(Input material begins)

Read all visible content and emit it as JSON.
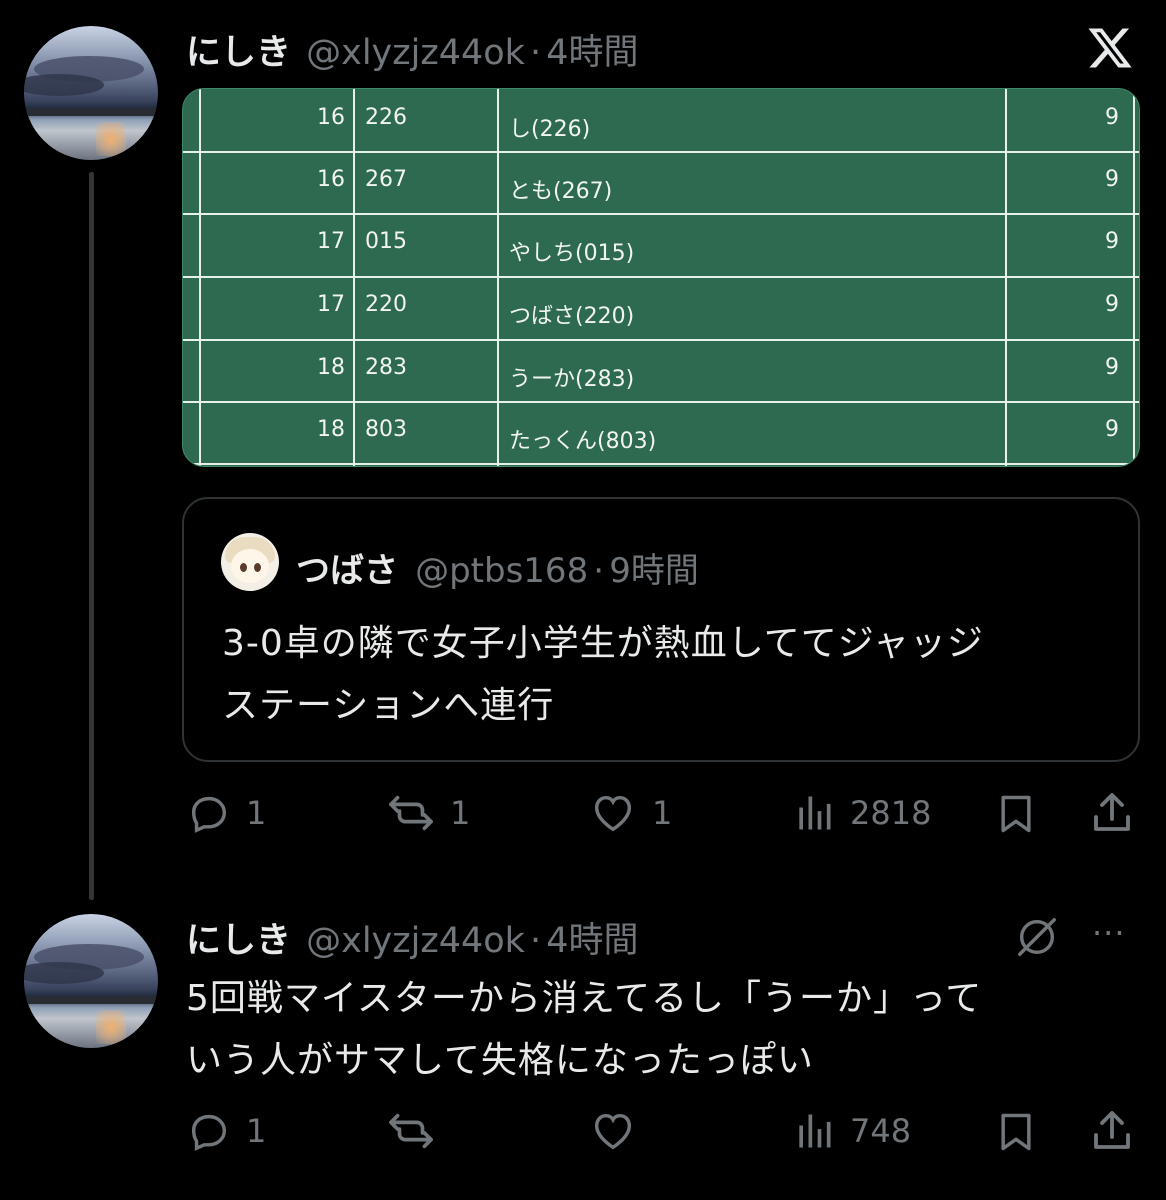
{
  "post1": {
    "display_name": "にしき",
    "handle": "@xlyzjz44ok",
    "separator": "·",
    "time": "4時間",
    "table": {
      "rows": [
        {
          "rank": "16",
          "id": "226",
          "name": "し(226)",
          "score": "9"
        },
        {
          "rank": "16",
          "id": "267",
          "name": "とも(267)",
          "score": "9"
        },
        {
          "rank": "17",
          "id": "015",
          "name": "やしち(015)",
          "score": "9"
        },
        {
          "rank": "17",
          "id": "220",
          "name": "つばさ(220)",
          "score": "9"
        },
        {
          "rank": "18",
          "id": "283",
          "name": "うーか(283)",
          "score": "9"
        },
        {
          "rank": "18",
          "id": "803",
          "name": "たっくん(803)",
          "score": "9"
        }
      ]
    },
    "quote": {
      "display_name": "つばさ",
      "handle": "@ptbs168",
      "separator": "·",
      "time": "9時間",
      "text_line1": "3-0卓の隣で女子小学生が熱血しててジャッジ",
      "text_line2": "ステーションへ連行"
    },
    "actions": {
      "replies": "1",
      "reposts": "1",
      "likes": "1",
      "views": "2818"
    }
  },
  "post2": {
    "display_name": "にしき",
    "handle": "@xlyzjz44ok",
    "separator": "·",
    "time": "4時間",
    "text_line1": "5回戦マイスターから消えてるし「うーか」って",
    "text_line2": "いう人がサマして失格になったっぽい",
    "actions": {
      "replies": "1",
      "views": "748"
    },
    "more": "···"
  },
  "icons": {
    "x_logo": "x-logo-icon",
    "reply": "reply-icon",
    "repost": "repost-icon",
    "like": "heart-icon",
    "views": "views-icon",
    "bookmark": "bookmark-icon",
    "share": "share-icon",
    "grok": "grok-icon"
  },
  "colors": {
    "background": "#000000",
    "text": "#e7e9ea",
    "muted": "#71767b",
    "table_green": "#2d6a4f"
  }
}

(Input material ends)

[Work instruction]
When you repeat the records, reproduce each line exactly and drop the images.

[Exercise solution]
Read all visible content and emit it as JSON.
{
  "post1": {
    "display_name": "にしき",
    "handle": "@xlyzjz44ok",
    "separator": "·",
    "time": "4時間",
    "table": {
      "rows": [
        {
          "rank": "16",
          "id": "226",
          "name": "し(226)",
          "score": "9"
        },
        {
          "rank": "16",
          "id": "267",
          "name": "とも(267)",
          "score": "9"
        },
        {
          "rank": "17",
          "id": "015",
          "name": "やしち(015)",
          "score": "9"
        },
        {
          "rank": "17",
          "id": "220",
          "name": "つばさ(220)",
          "score": "9"
        },
        {
          "rank": "18",
          "id": "283",
          "name": "うーか(283)",
          "score": "9"
        },
        {
          "rank": "18",
          "id": "803",
          "name": "たっくん(803)",
          "score": "9"
        }
      ]
    },
    "quote": {
      "display_name": "つばさ",
      "handle": "@ptbs168",
      "separator": "·",
      "time": "9時間",
      "text_line1": "3-0卓の隣で女子小学生が熱血しててジャッジ",
      "text_line2": "ステーションへ連行"
    },
    "actions": {
      "replies": "1",
      "reposts": "1",
      "likes": "1",
      "views": "2818"
    }
  },
  "post2": {
    "display_name": "にしき",
    "handle": "@xlyzjz44ok",
    "separator": "·",
    "time": "4時間",
    "text_line1": "5回戦マイスターから消えてるし「うーか」って",
    "text_line2": "いう人がサマして失格になったっぽい",
    "actions": {
      "replies": "1",
      "views": "748"
    },
    "more": "···"
  },
  "icons": {
    "x_logo": "x-logo-icon",
    "reply": "reply-icon",
    "repost": "repost-icon",
    "like": "heart-icon",
    "views": "views-icon",
    "bookmark": "bookmark-icon",
    "share": "share-icon",
    "grok": "grok-icon"
  },
  "colors": {
    "background": "#000000",
    "text": "#e7e9ea",
    "muted": "#71767b",
    "table_green": "#2d6a4f"
  }
}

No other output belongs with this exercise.